  • In 2015, benefits paid in West Virginia were $1.55 per $100 of covered payroll, down from $2.07 in 2011 (Figure 1). West Virginia experienced the largest decline in workers’ compensation benefits paid as a share of payroll of any state between 2011 and 2015.Benefits as a share of payroll fell in the rest of the U.S., but at a much more gradual pace.
  • Between 2011 and 2015, West Virginia also experienced the largest decrease in costs as a share of payroll in the country. Costs per $100 covered payroll were $1.61 in 2015, down from $2.01 in 2011 (Figure 2).

Figure 1. Workers' Compensation Benefits per $100 of Covered Payroll, 2011-2015: West Virginia and the Rest of the U.S. (non-federal)

  • Between 2011 and 2015, West Virginia also experienced the largest decrease in costs as a share of payroll in the country. Costs per $100 covered payroll were $1.61 in 2015, down from $2.01 in 2011 (Figure 2).  

Figure 2. Workers' Compensation Costs per $100 of Covered Payroll, 2011-2015:
West Virginia and the Rest of the U.S. (non-federal)

Workers’ Compensation: Benefits, Coverage, and Costs (2015 data) is the 20th in an annual series. The report provides the only comprehensive data on workers’ compensation benefits, coverage, and costs for the nation, the state, the District of Columbia, and federal programs.

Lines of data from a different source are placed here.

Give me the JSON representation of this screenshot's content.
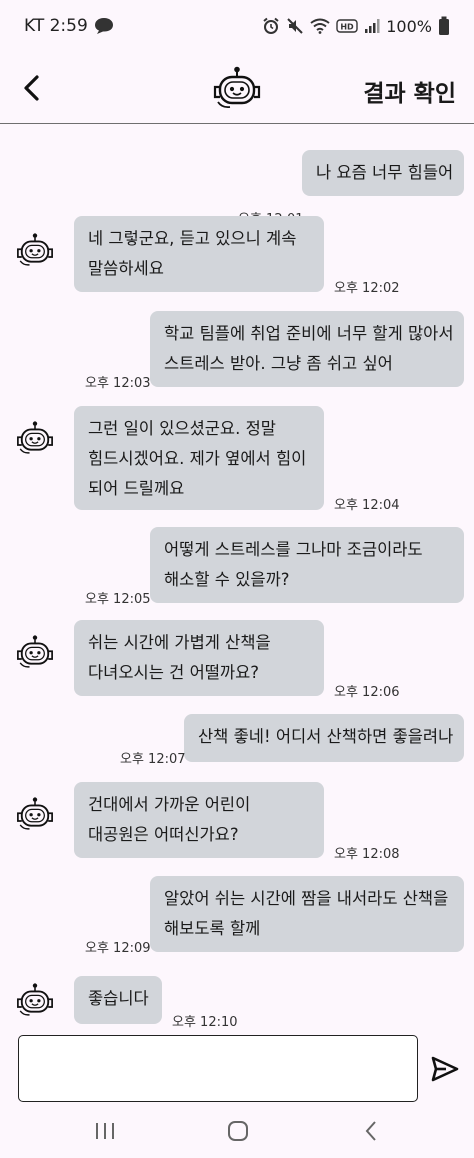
{
  "status_bar": {
    "carrier_time": "KT 2:59",
    "battery": "100%",
    "icons": [
      "chat-bubble-icon",
      "alarm-icon",
      "mute-icon",
      "wifi-icon",
      "hd-icon",
      "signal-icon",
      "battery-icon"
    ]
  },
  "header": {
    "back_icon": "chevron-left-icon",
    "bot_icon": "robot-icon",
    "result_label": "결과 확인"
  },
  "messages": [
    {
      "sender": "user",
      "lines": [
        "나 요즘 너무 힘들어"
      ],
      "time": "오후 12:01"
    },
    {
      "sender": "bot",
      "lines": [
        "네 그렇군요, 듣고 있으니 계속",
        "말씀하세요"
      ],
      "time": "오후 12:02"
    },
    {
      "sender": "user",
      "lines": [
        "학교 팀플에 취업 준비에 너무 할게 많아서",
        "스트레스 받아. 그냥 좀 쉬고 싶어"
      ],
      "time": "오후 12:03"
    },
    {
      "sender": "bot",
      "lines": [
        "그런 일이 있으셨군요. 정말",
        "힘드시겠어요. 제가 옆에서 힘이",
        "되어 드릴께요"
      ],
      "time": "오후 12:04"
    },
    {
      "sender": "user",
      "lines": [
        "어떻게 스트레스를 그나마 조금이라도",
        "해소할 수 있을까?"
      ],
      "time": "오후 12:05"
    },
    {
      "sender": "bot",
      "lines": [
        "쉬는 시간에 가볍게 산책을",
        "다녀오시는 건 어떨까요?"
      ],
      "time": "오후 12:06"
    },
    {
      "sender": "user",
      "lines": [
        "산책 좋네! 어디서 산책하면 좋을려나"
      ],
      "time": "오후 12:07"
    },
    {
      "sender": "bot",
      "lines": [
        "건대에서 가까운 어린이",
        "대공원은 어떠신가요?"
      ],
      "time": "오후 12:08"
    },
    {
      "sender": "user",
      "lines": [
        "알았어 쉬는 시간에 짬을 내서라도 산책을",
        "해보도록 할께"
      ],
      "time": "오후 12:09"
    },
    {
      "sender": "bot",
      "lines": [
        "좋습니다"
      ],
      "time": "오후 12:10"
    }
  ],
  "input": {
    "value": "",
    "placeholder": "",
    "send_icon": "send-icon"
  },
  "nav": {
    "icons": [
      "recent-apps-icon",
      "home-icon",
      "back-icon"
    ]
  },
  "colors": {
    "bubble": "#d2d5da",
    "background": "#fdf7fd"
  }
}
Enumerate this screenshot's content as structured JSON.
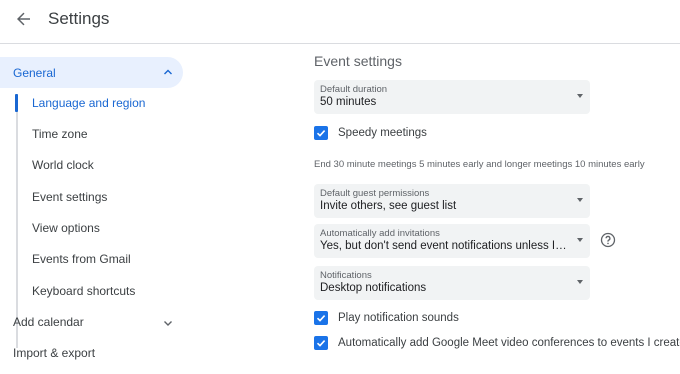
{
  "header": {
    "title": "Settings",
    "back_icon": "arrow-back-icon"
  },
  "sidebar": {
    "section": {
      "label": "General",
      "expanded": true
    },
    "items": [
      {
        "label": "Language and region",
        "active": true
      },
      {
        "label": "Time zone"
      },
      {
        "label": "World clock"
      },
      {
        "label": "Event settings"
      },
      {
        "label": "View options"
      },
      {
        "label": "Events from Gmail"
      },
      {
        "label": "Keyboard shortcuts"
      }
    ],
    "add_calendar": {
      "label": "Add calendar"
    },
    "import_export": {
      "label": "Import & export"
    }
  },
  "main": {
    "section_title": "Event settings",
    "default_duration": {
      "caption": "Default duration",
      "value": "50 minutes"
    },
    "speedy_meetings": {
      "label": "Speedy meetings",
      "checked": true
    },
    "speedy_hint": "End 30 minute meetings 5 minutes early and longer meetings 10 minutes early",
    "guest_permissions": {
      "caption": "Default guest permissions",
      "value": "Invite others, see guest list"
    },
    "auto_invitations": {
      "caption": "Automatically add invitations",
      "value": "Yes, but don't send event notifications unless I ha..."
    },
    "notifications": {
      "caption": "Notifications",
      "value": "Desktop notifications"
    },
    "play_sounds": {
      "label": "Play notification sounds",
      "checked": true
    },
    "auto_meet": {
      "label": "Automatically add Google Meet video conferences to events I create",
      "checked": true
    }
  },
  "colors": {
    "accent": "#1a73e8",
    "active_text": "#1967d2",
    "active_bg": "#e8f0fe",
    "field_bg": "#f1f3f4"
  }
}
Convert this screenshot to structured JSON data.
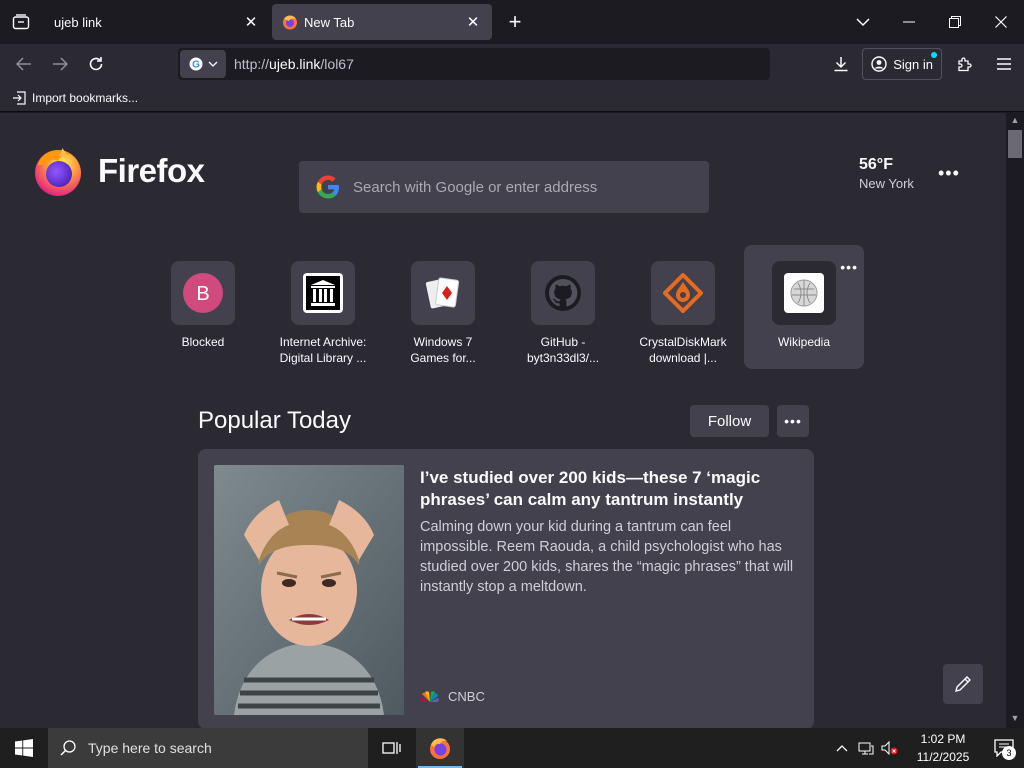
{
  "tabs": [
    {
      "title": "ujeb link",
      "active": false
    },
    {
      "title": "New Tab",
      "active": true
    }
  ],
  "navbar": {
    "url_scheme": "http://",
    "url_domain": "ujeb.link",
    "url_path": "/lol67",
    "signin_label": "Sign in"
  },
  "bookmarks": {
    "import_label": "Import bookmarks..."
  },
  "newtab": {
    "logo_text": "Firefox",
    "search_placeholder": "Search with Google or enter address",
    "weather": {
      "temp": "56°F",
      "city": "New York"
    },
    "shortcuts": [
      {
        "line1": "Blocked",
        "line2": "",
        "letter": "B"
      },
      {
        "line1": "Internet Archive:",
        "line2": "Digital Library ..."
      },
      {
        "line1": "Windows 7",
        "line2": "Games for..."
      },
      {
        "line1": "GitHub -",
        "line2": "byt3n33dl3/..."
      },
      {
        "line1": "CrystalDiskMark",
        "line2": "download |..."
      },
      {
        "line1": "Wikipedia",
        "line2": ""
      }
    ],
    "popular": {
      "title": "Popular Today",
      "follow_label": "Follow",
      "card": {
        "headline": "I’ve studied over 200 kids—these 7 ‘magic phrases’ can calm any tantrum instantly",
        "excerpt": "Calming down your kid during a tantrum can feel impossible. Reem Raouda, a child psychologist who has studied over 200 kids, shares the “magic phrases” that will instantly stop a meltdown.",
        "source": "CNBC"
      }
    }
  },
  "taskbar": {
    "search_placeholder": "Type here to search",
    "time": "1:02 PM",
    "date": "11/2/2025",
    "notification_count": "3"
  },
  "colors": {
    "accent": "#00ddff",
    "background": "#2b2a33",
    "card": "#42414d"
  }
}
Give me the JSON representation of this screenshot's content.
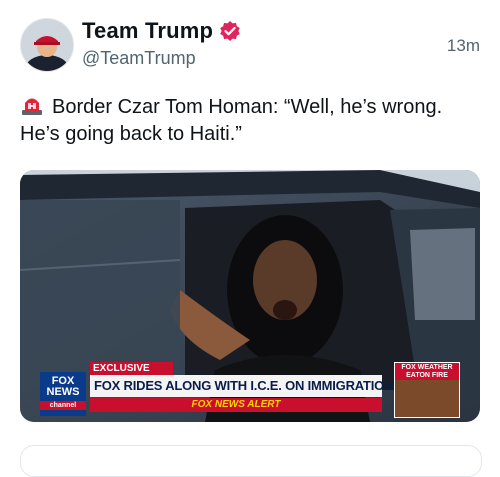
{
  "account": {
    "display_name": "Team Trump",
    "handle": "@TeamTrump",
    "verified_icon": "verified-badge-icon",
    "avatar_icon": "profile-avatar"
  },
  "post": {
    "timestamp": "13m",
    "text": "Border Czar Tom Homan: “Well, he’s wrong. He’s going back to Haiti.”",
    "emoji_icon": "siren-icon"
  },
  "media": {
    "chyron_exclusive": "EXCLUSIVE",
    "chyron_headline": "FOX RIDES ALONG WITH I.C.E. ON IMMIGRATION RAIDS",
    "chyron_alert": "FOX NEWS ALERT",
    "logo_fox": "FOX",
    "logo_news": "NEWS",
    "logo_channel": "channel",
    "weather_title": "FOX WEATHER",
    "weather_subtitle": "EATON FIRE"
  },
  "colors": {
    "verified_badge": "#e0245e",
    "fox_red": "#c8102e",
    "fox_blue": "#0a3a8a",
    "secondary_text": "#536471"
  }
}
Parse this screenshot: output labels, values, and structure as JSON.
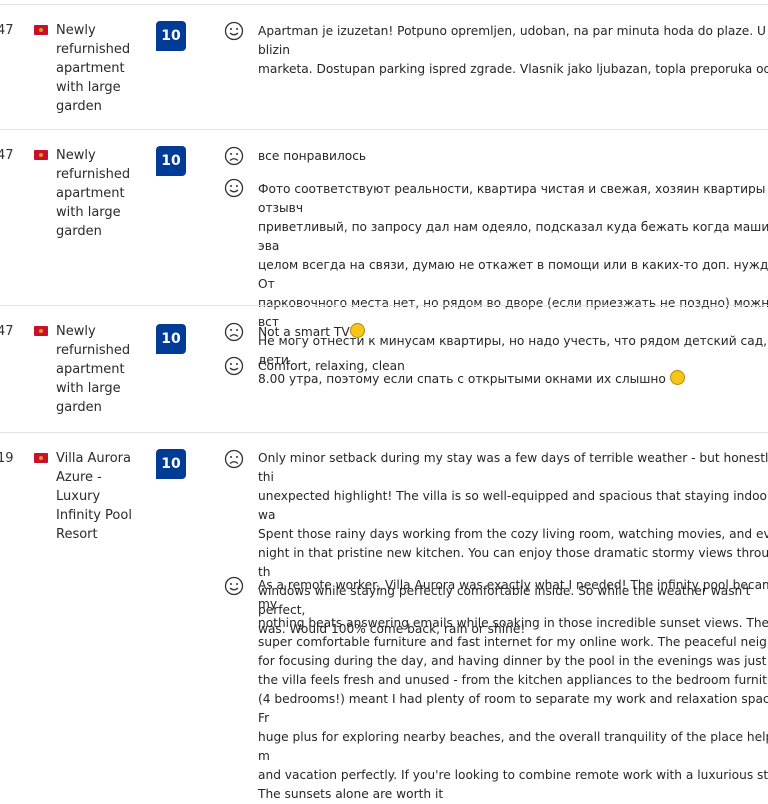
{
  "reviews": [
    {
      "row_number": "47",
      "property": "Newly\nrefurnished\napartment\nwith large\ngarden",
      "score": "10",
      "positive": "Apartman je izuzetan! Potpuno opremljen, udoban, na par minuta hoda do plaze. U blizin\nmarketa. Dostupan parking ispred zgrade. Vlasnik jako ljubazan, topla preporuka od nas"
    },
    {
      "row_number": "47",
      "property": "Newly\nrefurnished\napartment\nwith large\ngarden",
      "score": "10",
      "negative": "все понравилось",
      "positive": "Фото соответствуют реальности, квартира чистая и свежая, хозяин квартиры отзывч\nприветливый, по запросу дал нам одеяло, подсказал куда бежать когда машину эва\nцелом всегда на связи, думаю не откажет в помощи или в каких-то доп. нуждах. От\nпарковочного места нет, но рядом во дворе (если приезжать не поздно) можно вст\nНе могу отнести к минусам квартиры, но надо учесть, что рядом детский сад, и дети\n8.00 утра, поэтому если спать с открытыми окнами их слышно"
    },
    {
      "row_number": "47",
      "property": "Newly\nrefurnished\napartment\nwith large\ngarden",
      "score": "10",
      "negative": "Not a smart TV",
      "positive": "Comfort, relaxing, clean"
    },
    {
      "row_number": "19",
      "property": "Villa Aurora\nAzure -\nLuxury\nInfinity Pool\nResort",
      "score": "10",
      "negative": "Only minor setback during my stay was a few days of terrible weather - but honestly, thi\nunexpected highlight! The villa is so well-equipped and spacious that staying indoors wa\nSpent those rainy days working from the cozy living room, watching movies, and even h\nnight in that pristine new kitchen. You can enjoy those dramatic stormy views through th\nwindows while staying perfectly comfortable inside. So while the weather wasn't perfect,\nwas. Would 100% come back, rain or shine!",
      "positive": "As a remote worker, Villa Aurora was exactly what I needed! The infinity pool became my\nnothing beats answering emails while soaking in those incredible sunset views. The villa\nsuper comfortable furniture and fast internet for my online work. The peaceful neighbor\nfor focusing during the day, and having dinner by the pool in the evenings was just mag\nthe villa feels fresh and unused - from the kitchen appliances to the bedroom furniture. \n(4 bedrooms!) meant I had plenty of room to separate my work and relaxation spaces. Fr\nhuge plus for exploring nearby beaches, and the overall tranquility of the place helped m\nand vacation perfectly. If you're looking to combine remote work with a luxurious stay, t\nThe sunsets alone are worth it"
    }
  ],
  "icons": {
    "flag": "montenegro-flag-icon",
    "positive": "smiley-face-icon",
    "negative": "sad-face-icon",
    "score_color": "#003b95"
  }
}
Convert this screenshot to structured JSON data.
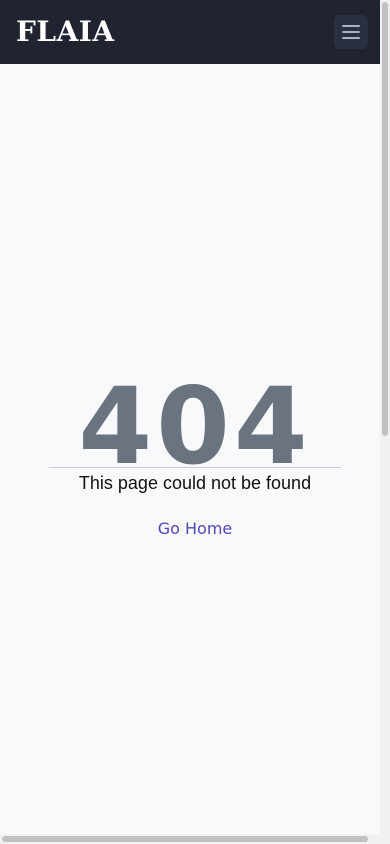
{
  "header": {
    "logo_text": "FLAIA",
    "menu_icon": "hamburger-menu-icon",
    "background": "#1f2430"
  },
  "error": {
    "code": "404",
    "message": "This page could not be found",
    "home_link_label": "Go Home"
  },
  "colors": {
    "page_background": "#f8f9fb",
    "error_code": "#6b7280",
    "link": "#4f46b5"
  }
}
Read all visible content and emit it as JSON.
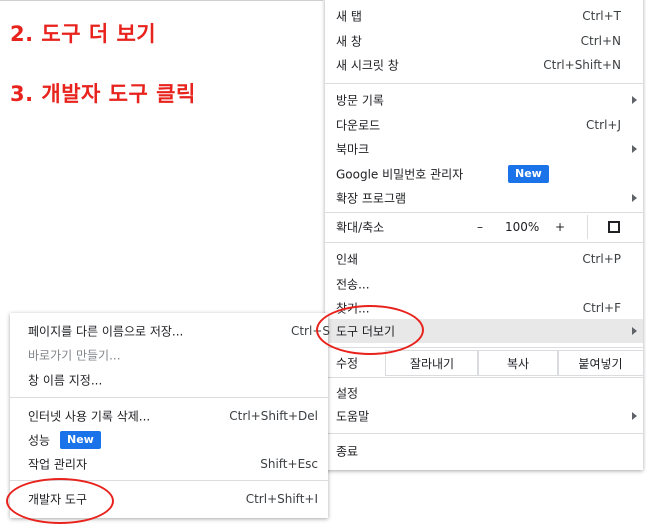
{
  "steps": {
    "step2": "2. 도구 더 보기",
    "step3": "3. 개발자 도구 클릭"
  },
  "main_menu": {
    "new_tab": {
      "label": "새 탭",
      "shortcut": "Ctrl+T"
    },
    "new_window": {
      "label": "새 창",
      "shortcut": "Ctrl+N"
    },
    "new_incognito": {
      "label": "새 시크릿 창",
      "shortcut": "Ctrl+Shift+N"
    },
    "history": {
      "label": "방문 기록"
    },
    "downloads": {
      "label": "다운로드",
      "shortcut": "Ctrl+J"
    },
    "bookmarks": {
      "label": "북마크"
    },
    "password_manager": {
      "label": "Google 비밀번호 관리자",
      "badge": "New"
    },
    "extensions": {
      "label": "확장 프로그램"
    },
    "zoom": {
      "label": "확대/축소",
      "minus": "–",
      "value": "100%",
      "plus": "+"
    },
    "print": {
      "label": "인쇄",
      "shortcut": "Ctrl+P"
    },
    "cast": {
      "label": "전송..."
    },
    "find": {
      "label": "찾기...",
      "shortcut": "Ctrl+F"
    },
    "more_tools": {
      "label": "도구 더보기"
    },
    "edit": {
      "label": "수정",
      "cut": "잘라내기",
      "copy": "복사",
      "paste": "붙여넣기"
    },
    "settings": {
      "label": "설정"
    },
    "help": {
      "label": "도움말"
    },
    "exit": {
      "label": "종료"
    }
  },
  "sub_menu": {
    "save_as": {
      "label": "페이지를 다른 이름으로 저장...",
      "shortcut": "Ctrl+S"
    },
    "create_shortcut": {
      "label": "바로가기 만들기..."
    },
    "name_window": {
      "label": "창 이름 지정..."
    },
    "clear_data": {
      "label": "인터넷 사용 기록 삭제...",
      "shortcut": "Ctrl+Shift+Del"
    },
    "performance": {
      "label": "성능",
      "badge": "New"
    },
    "task_manager": {
      "label": "작업 관리자",
      "shortcut": "Shift+Esc"
    },
    "dev_tools": {
      "label": "개발자 도구",
      "shortcut": "Ctrl+Shift+I"
    }
  },
  "colors": {
    "annotation": "#e8221c",
    "badge": "#1a73e8",
    "highlight": "#e8e8e8"
  }
}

EXPERTS TO CONTACT:

Christopher McLaren

National Academy of Social Insurance
(202) 243-7280

cmclaren@nasi.org

Marjorie Baldwin

Arizona State University

(480) 965-7868

marjorie.baldwin@asu.edu

 

The National Academy of Social Insurance is a non-profit, nonpartisan organization made up of the nation’s leading experts on social insurance. Its mission is to advance solutions to challenges facing the nation by increasing public understanding of how social insurance contributes to economic security.